After that sensuous sight, Jack didn’t speak for miles.

“I wanted to take you out to Birds Hill today but we ran out of time,” she said later. “It’s a beautiful new provincial park in the Winnipeg area that just opened this summer. You really must see it.”

As they approached the customs booth, Alex brushed her hair and stuffed it into her hat, which changed her appearance a lot, he noticed. He could see much more of her face with her hair up and his first impression was that she would be a very attractive bald woman. ‘She has such high caliber genes,’ he thought.

It must have been early in her shift because the gatekeeper was in a jolly mood. “What’re ya bringin’ back?” she asked in vintage North Country twang.

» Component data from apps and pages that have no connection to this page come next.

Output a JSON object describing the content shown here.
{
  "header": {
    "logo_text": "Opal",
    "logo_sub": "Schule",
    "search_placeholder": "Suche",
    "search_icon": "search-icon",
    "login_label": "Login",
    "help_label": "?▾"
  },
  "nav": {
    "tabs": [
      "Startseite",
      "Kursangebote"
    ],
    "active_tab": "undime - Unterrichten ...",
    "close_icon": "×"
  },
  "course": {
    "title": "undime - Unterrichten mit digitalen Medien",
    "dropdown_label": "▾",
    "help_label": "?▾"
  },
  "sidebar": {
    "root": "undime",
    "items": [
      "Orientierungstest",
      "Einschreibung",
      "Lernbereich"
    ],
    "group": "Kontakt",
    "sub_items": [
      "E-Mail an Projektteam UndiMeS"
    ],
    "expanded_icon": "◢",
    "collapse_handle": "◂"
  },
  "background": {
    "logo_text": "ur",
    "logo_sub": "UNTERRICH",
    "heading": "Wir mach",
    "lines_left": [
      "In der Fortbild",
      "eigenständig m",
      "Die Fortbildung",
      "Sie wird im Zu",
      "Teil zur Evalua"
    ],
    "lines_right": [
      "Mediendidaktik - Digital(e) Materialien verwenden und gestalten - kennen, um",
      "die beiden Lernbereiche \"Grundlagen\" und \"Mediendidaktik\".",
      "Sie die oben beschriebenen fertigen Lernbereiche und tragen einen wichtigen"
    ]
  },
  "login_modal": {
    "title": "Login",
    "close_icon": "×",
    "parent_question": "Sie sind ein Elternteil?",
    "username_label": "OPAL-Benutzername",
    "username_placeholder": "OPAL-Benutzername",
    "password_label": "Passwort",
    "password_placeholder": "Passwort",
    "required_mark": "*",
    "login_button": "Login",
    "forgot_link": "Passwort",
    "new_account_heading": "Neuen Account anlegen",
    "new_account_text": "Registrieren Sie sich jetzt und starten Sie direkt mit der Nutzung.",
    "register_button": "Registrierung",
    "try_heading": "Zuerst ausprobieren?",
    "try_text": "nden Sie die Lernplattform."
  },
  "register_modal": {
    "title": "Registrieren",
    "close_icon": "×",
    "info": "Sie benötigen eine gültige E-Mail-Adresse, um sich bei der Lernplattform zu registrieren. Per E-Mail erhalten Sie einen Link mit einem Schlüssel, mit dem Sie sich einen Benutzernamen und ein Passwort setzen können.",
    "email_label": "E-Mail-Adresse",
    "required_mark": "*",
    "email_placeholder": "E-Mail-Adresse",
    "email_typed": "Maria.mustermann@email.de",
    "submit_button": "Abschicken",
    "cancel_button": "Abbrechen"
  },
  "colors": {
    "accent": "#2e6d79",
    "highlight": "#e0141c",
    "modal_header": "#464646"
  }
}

Jack pointed toward the back seat with his thumb. “Not much. Just a box of goodies from her mother.”

“Thank you—have a nice day now,” said the gatekeeper in a friendly monotone; the window slid shut, the light turned green, and the gate arm shot up.

As they started south down US 81, Jack asked, “Alex, where did you get that jacket? It looks like it was made for you. It’s not a stock costume, is it?”

“Oh, no, one of our members donated it to the theater not long ago,” she said.

“It looks ancient. Did she say where she where she got it?”

Alex nodded. “I know her, her name is Beatrice; she’s an attractive girl—and very clever. As I remember it, her story was she was dating a guy in a band and they went out for a few weeks and things were going good until something happened, she didn’t say what, and that was it; he was gone. He left her and his jacket behind and she never saw him again. I do love it. He told her it belonged to his mother and she got it during the war.”

He pointed at the silver buttons with the yellow question marks hand-painted on them. “What do you think those mean?”

“Don’t know,” she said. “Looks like a homemade job. Something tells me that’s an interesting story.”

They drove in silence for almost an hour before Alex slid over next to him on the seat and put her left arm around his shoulders. “Let’s stop at the sacred mound on the way back,” she whispered.

He glanced at her peaceful smile. “It’s not too far ahead,” she said, her arm still around him.

He parked Old Brown in the same place and they walked over to the edge. As they stood there in the afternoon breeze, looking out across the straw prairie and holding hands, she said, “It’s going to be late when you get home.”

“I don’t have plans,” he said.

They kissed for a long time. A warm wind was in their faces as they started to walk along the rim. As they strolled and surveyed the distant horizon, a prairie chicken flushed and jolted them, and then another—four in all. “Beautiful birds with incredible feathers, especially the male birds,” she said, “and I like them broiled.”

When they got to the other side, they scared up a pair of young mule deer bucks who went thundering down the side of the mesa in a cloud of dust. “Boys will be boys,” she sighed.

As they started back, Jack put his arm around her and said, “One more time? I told you I’m a slow learner.”

Alexandra laughed. “You are anything but, Mister Walker.”

When they got to the wagon, she opened the passenger side door and turned around. Coming close to him, she whispered, “Jacky, all of me wants you.” As she spoke, she unbuckled his belt.


© 2017 Fredy Argir. All Rights Reserved.